Aside from Pickton’s misdeeds are the legions of aboriginal women—more than 700, according to some reports—who have gone missing over the past 20 or so years, their disappearances or murders unsolved. There has been much public outcry over the lack of resolution to the cases, with the United Nations getting involved as well.
The inquiry was commissioned in 2010 and is headed by former B.C. judge Wally Oppal. Its mandate is to examine why Pickton wasn’t arrested before 2002. One of the goals is to identify the underlying attitudes that hampered not only this investigation but also others, in hopes of rectifying the attitudes and redirecting police efforts.
As the investigation into serial killer Robert Pickton’s activities unfolded ever so slowly back in 2000, police almost had a bead on him—so much so that at least one of them foresaw a potential inquiry down the road.
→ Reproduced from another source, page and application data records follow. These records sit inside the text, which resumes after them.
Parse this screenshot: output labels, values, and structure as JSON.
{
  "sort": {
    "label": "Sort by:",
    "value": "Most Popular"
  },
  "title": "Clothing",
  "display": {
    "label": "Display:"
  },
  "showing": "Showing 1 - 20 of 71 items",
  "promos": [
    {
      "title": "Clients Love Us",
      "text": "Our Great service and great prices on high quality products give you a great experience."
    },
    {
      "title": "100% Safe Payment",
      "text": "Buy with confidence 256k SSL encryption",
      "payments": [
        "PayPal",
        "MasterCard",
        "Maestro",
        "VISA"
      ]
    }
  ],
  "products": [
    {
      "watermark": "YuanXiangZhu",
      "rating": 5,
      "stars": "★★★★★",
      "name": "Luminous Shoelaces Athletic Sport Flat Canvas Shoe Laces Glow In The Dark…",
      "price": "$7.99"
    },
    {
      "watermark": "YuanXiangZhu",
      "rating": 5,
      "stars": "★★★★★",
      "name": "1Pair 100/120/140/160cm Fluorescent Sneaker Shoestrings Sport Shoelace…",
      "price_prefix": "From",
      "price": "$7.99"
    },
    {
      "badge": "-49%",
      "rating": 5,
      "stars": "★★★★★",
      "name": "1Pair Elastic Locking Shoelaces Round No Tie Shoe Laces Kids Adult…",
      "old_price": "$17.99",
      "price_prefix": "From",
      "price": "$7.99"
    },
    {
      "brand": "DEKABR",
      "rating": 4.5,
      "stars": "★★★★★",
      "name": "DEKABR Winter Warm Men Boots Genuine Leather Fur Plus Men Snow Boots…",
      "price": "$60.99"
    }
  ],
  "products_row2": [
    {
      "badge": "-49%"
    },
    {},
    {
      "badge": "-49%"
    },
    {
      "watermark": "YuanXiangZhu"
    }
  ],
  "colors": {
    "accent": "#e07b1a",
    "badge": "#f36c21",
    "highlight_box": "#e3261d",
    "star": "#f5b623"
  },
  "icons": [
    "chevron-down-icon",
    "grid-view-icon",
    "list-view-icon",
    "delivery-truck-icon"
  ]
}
“Also discussed Pickton again–>if he turns out to be responsible–>inquiry!–>Deal with that if the time comes!” Royal Canadian Mounted Police (RCMP) staff sergeant Brad Zalys jotted in his notebook after a conversation with RCMP Inspector Earl Moulton, one of his superiors.
It was April 25, 2000, the National Post reported on January 21, 2012, and Pickton was a prime suspect. With dozens of women missing, 23 more slated to disappear, the police now admit they were dropping the ball.
“I know I don’t want to stay perpetually angry with the RCMP,” Crey said after the apology. “I’m disappointed with how they handled the investigation, but there has to be a new relationship.”
Police officers who testified at the inquiry said that they are already taking steps in that direction, Crey said. “But I’d like to hear about that from them and not just from their testimony on the stand.”